*** Provided information Section Begins ***

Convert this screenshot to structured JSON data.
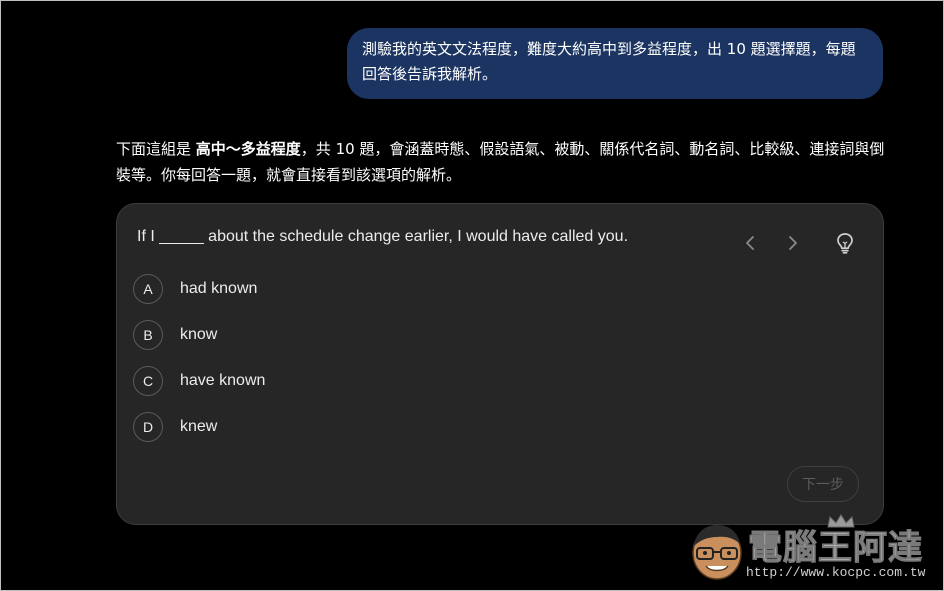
{
  "user_message": "測驗我的英文文法程度，難度大約高中到多益程度，出 10 題選擇題，每題回答後告訴我解析。",
  "response": {
    "intro_before": "下面這組是 ",
    "intro_bold": "高中～多益程度",
    "intro_after": "，共 10 題，會涵蓋時態、假設語氣、被動、關係代名詞、動名詞、比較級、連接詞與倒裝等。你每回答一題，就會直接看到該選項的解析。"
  },
  "quiz": {
    "question": "If I _____ about the schedule change earlier, I would have called you.",
    "options": [
      {
        "letter": "A",
        "text": "had known"
      },
      {
        "letter": "B",
        "text": "know"
      },
      {
        "letter": "C",
        "text": "have known"
      },
      {
        "letter": "D",
        "text": "knew"
      }
    ],
    "prev_icon": "chevron-left-icon",
    "next_icon": "chevron-right-icon",
    "hint_icon": "lightbulb-icon",
    "next_label": "下一步"
  },
  "watermark": {
    "title": "電腦王阿達",
    "url": "http://www.kocpc.com.tw"
  }
}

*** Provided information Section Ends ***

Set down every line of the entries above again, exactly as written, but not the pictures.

Convert this screenshot to structured JSON data.
{
  "user_message": "測驗我的英文文法程度，難度大約高中到多益程度，出 10 題選擇題，每題回答後告訴我解析。",
  "response": {
    "intro_before": "下面這組是 ",
    "intro_bold": "高中～多益程度",
    "intro_after": "，共 10 題，會涵蓋時態、假設語氣、被動、關係代名詞、動名詞、比較級、連接詞與倒裝等。你每回答一題，就會直接看到該選項的解析。"
  },
  "quiz": {
    "question": "If I _____ about the schedule change earlier, I would have called you.",
    "options": [
      {
        "letter": "A",
        "text": "had known"
      },
      {
        "letter": "B",
        "text": "know"
      },
      {
        "letter": "C",
        "text": "have known"
      },
      {
        "letter": "D",
        "text": "knew"
      }
    ],
    "prev_icon": "chevron-left-icon",
    "next_icon": "chevron-right-icon",
    "hint_icon": "lightbulb-icon",
    "next_label": "下一步"
  },
  "watermark": {
    "title": "電腦王阿達",
    "url": "http://www.kocpc.com.tw"
  }
}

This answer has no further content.